This past Saturday, spring finally came stumbling in; when we woke up, there was still a layer of snow coating the ground, but by afternoon everything was balmy and sunny and we could finally see all of our (brown) grass again.
Although we had fresh CSA goodies, not many of them got cooked; we had Pi Day and St Patrick’s Day to contend with, and we have traditions to uphold. I made hand pies and an apple pie for Pi Day, and good old corned beef and cabbage (with potatoes and rainbow carrots) for St Pat’s.
The goodies from week 2 of the CSA (most of them still waiting in the fridge): oranges, sweet potatoes, tangerines, Granny Smith apples, onions, brussels sprouts, beets, kale, garlic, eggs, and bread (Breadery sourdough).

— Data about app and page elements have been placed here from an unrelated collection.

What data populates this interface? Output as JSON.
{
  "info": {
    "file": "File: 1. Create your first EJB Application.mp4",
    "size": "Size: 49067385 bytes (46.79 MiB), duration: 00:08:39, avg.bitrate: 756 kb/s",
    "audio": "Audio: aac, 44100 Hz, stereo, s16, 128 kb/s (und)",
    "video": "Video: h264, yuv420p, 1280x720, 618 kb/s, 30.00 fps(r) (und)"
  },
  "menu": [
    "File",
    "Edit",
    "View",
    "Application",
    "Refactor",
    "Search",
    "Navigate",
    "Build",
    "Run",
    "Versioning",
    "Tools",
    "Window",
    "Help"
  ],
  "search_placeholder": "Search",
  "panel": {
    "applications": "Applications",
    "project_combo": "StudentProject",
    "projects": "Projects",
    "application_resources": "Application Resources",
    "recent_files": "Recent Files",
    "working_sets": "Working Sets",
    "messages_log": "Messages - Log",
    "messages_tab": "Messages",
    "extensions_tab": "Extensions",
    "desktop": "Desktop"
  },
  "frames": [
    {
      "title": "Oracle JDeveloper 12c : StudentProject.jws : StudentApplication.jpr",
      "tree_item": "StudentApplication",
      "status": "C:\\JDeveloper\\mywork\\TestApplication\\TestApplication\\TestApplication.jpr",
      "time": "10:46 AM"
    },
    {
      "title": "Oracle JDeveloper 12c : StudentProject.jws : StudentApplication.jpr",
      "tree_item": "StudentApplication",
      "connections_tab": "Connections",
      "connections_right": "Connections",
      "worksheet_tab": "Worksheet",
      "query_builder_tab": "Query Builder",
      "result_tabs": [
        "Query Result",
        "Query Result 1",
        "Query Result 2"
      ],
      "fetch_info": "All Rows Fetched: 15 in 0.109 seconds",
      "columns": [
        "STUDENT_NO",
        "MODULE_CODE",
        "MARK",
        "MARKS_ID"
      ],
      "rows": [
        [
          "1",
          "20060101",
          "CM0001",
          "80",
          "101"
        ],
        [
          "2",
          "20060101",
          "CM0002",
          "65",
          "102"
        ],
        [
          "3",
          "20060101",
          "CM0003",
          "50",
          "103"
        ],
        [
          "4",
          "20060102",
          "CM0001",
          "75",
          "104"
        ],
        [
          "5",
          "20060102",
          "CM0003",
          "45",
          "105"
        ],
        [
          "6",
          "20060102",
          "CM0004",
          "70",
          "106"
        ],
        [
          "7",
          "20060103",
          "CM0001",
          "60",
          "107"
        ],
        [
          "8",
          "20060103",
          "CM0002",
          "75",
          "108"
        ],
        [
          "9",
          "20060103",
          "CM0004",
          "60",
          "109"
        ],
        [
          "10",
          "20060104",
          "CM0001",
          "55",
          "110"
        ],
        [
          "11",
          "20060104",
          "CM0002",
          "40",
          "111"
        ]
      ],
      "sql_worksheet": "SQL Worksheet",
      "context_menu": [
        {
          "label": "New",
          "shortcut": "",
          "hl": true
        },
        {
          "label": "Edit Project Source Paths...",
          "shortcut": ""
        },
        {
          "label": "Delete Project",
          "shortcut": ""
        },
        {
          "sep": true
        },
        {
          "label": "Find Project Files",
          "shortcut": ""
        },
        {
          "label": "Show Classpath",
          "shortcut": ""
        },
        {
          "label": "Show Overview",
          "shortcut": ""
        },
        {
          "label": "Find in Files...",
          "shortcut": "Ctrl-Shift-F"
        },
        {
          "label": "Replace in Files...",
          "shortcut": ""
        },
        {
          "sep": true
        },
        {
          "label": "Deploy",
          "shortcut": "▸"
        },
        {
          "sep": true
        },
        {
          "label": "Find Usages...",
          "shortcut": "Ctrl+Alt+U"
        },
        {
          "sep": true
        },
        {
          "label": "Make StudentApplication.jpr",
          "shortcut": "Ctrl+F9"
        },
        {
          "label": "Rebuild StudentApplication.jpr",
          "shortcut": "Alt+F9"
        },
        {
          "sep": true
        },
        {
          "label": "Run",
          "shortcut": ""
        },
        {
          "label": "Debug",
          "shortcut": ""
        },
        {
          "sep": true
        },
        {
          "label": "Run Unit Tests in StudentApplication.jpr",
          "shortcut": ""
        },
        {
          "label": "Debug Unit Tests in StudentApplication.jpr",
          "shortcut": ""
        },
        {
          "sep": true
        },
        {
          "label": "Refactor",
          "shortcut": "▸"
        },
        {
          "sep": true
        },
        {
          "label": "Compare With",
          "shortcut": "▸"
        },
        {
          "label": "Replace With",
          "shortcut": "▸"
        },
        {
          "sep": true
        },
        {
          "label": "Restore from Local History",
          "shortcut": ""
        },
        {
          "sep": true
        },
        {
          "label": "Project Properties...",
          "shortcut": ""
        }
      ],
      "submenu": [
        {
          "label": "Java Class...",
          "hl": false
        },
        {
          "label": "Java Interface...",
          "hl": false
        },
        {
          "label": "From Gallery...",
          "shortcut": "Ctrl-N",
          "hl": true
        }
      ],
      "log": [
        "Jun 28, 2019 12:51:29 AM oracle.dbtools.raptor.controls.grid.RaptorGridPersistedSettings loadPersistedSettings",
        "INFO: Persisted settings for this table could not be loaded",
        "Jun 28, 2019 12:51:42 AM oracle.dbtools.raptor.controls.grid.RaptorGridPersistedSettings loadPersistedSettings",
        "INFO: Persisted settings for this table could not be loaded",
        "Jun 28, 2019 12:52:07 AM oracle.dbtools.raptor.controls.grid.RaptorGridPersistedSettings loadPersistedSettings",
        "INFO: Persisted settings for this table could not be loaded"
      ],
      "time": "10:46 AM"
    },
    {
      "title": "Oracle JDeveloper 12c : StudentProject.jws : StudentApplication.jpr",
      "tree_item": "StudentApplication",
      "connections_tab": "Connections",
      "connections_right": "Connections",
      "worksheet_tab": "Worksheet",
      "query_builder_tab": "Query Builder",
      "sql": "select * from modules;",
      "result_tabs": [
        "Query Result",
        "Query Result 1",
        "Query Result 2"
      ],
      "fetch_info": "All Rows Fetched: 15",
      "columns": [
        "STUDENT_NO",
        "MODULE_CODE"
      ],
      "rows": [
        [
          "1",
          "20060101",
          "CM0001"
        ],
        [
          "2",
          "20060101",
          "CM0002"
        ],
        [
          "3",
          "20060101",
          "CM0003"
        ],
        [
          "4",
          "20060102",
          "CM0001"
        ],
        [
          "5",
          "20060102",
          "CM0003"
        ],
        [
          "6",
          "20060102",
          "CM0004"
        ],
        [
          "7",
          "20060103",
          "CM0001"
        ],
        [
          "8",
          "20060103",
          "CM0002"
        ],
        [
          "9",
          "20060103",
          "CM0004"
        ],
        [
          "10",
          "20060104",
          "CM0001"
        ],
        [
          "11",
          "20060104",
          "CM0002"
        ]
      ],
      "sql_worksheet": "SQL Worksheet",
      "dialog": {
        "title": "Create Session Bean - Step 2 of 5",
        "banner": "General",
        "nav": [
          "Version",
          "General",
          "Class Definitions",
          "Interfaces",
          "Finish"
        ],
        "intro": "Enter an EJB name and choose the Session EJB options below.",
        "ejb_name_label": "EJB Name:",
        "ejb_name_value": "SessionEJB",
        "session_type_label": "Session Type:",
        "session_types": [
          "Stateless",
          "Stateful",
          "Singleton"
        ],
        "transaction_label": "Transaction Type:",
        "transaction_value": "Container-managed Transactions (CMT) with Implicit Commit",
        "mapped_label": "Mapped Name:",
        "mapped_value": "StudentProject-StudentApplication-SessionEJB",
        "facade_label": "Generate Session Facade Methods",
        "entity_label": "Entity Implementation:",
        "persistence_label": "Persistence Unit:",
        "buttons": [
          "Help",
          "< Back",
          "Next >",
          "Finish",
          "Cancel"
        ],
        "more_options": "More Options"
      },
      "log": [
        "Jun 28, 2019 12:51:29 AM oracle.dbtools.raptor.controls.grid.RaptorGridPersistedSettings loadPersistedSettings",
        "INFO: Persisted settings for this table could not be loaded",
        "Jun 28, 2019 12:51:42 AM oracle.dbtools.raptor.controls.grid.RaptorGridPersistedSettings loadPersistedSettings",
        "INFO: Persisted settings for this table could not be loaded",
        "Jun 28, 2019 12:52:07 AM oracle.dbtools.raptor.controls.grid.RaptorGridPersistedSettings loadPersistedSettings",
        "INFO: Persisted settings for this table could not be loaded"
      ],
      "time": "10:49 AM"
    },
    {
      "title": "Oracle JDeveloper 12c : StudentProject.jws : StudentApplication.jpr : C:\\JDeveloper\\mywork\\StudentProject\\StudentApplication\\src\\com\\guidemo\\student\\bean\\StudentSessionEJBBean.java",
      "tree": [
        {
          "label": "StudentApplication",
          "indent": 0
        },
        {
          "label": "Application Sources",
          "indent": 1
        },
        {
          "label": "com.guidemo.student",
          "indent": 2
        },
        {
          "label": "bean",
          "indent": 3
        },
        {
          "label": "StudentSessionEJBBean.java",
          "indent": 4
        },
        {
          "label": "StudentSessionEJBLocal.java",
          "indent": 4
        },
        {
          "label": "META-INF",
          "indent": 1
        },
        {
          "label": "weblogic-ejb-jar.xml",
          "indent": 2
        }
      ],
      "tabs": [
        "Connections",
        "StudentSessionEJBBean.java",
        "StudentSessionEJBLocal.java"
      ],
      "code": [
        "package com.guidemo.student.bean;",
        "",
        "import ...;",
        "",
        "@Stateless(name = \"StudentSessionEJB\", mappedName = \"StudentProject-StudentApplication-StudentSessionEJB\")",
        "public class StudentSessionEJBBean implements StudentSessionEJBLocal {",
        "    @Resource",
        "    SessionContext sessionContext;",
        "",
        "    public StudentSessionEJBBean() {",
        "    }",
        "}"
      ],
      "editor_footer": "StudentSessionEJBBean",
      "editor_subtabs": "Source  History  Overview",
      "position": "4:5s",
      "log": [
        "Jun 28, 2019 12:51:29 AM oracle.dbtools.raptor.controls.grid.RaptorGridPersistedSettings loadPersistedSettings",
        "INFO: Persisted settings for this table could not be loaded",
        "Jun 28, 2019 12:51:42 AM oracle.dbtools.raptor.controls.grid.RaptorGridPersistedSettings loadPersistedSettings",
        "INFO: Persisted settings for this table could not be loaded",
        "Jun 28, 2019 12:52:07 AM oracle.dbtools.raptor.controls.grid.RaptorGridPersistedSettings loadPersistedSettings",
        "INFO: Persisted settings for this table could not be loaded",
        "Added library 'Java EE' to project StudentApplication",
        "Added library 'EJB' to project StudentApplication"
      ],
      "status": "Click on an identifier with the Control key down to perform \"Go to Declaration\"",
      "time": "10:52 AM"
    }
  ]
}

The baby is posing next to the vegetables. For scale.
We used up the kale in a massaged kale salad (with tangerines and apples), and the beet greens got cooked up in some fat that I skimmed off our delicious short ribs (from Carroll Farm to Table; I’ll talk about them some other time), but otherwise most of the pickup is still sitting in the fridge.
The other reason I’m behind on dealing with the CSA bounty is that it’s been a rough couple of weeks; we’ve all been fighting runny noses and sore throats for some time now, but last week the baby got a fever… and then the Little Prince got a fever… and then the baby got a fever again. On top of the nasal congestion and coughing, too. Poor kids. Hopefully we’re near the end of this round of illnesses.
When you’re a worn-down, tired parent, sometimes you just want a homemade chocolate chip cookie. This is how you get one within fifteen minutes, warm from the oven, with minimal effort:
1) go back in time and make a batch of chocolate chip cookie dough. I used smitten kitchen’s recipe. Heck, double the batch; you never know when a cookie emergency will strike.
2) scoop the cookie dough into balls and pack the balls on a cookie tray, lined with a silicone baking mat (or parchment paper, if you don’t have one). You can crowd the dough balls pretty tightly; just make sure they’re not touching. I use a cookie scoop for minimal fuss.
3) the next morning, put your frozen cookie dough balls into a freezer bag. They won’t stick together because they’re frozen.
4) time travel back to the present. When you’re feeling downtrodden and tired, take two or three (or more, I won’t judge) dough balls out of the bag and put them on your oven tray. Pop them in the preheated oven and wait 15 min, or until they’re baked. (Cooking time varies with oven but when the cookies are flat and a little brown around the edges, I call them done.)
5) make yourself a hot chocolate and sit down with a handful of freshly-baked, perfect little cookies, crispy on the outside but still gooey on the inside. Close your eyes and take a deep breath. Life is good.
This technique will work for almost any cookie recipe, not just chocolate chip; it’s also how I managed to execute some pretty impressive cookie platters this past holiday season. Our neighbors were impressed by how I managed a variety of freshly-baked cookies, with two young kids at home. I merely smiled and mumbled something about good time management. Now all I need is more freezer space.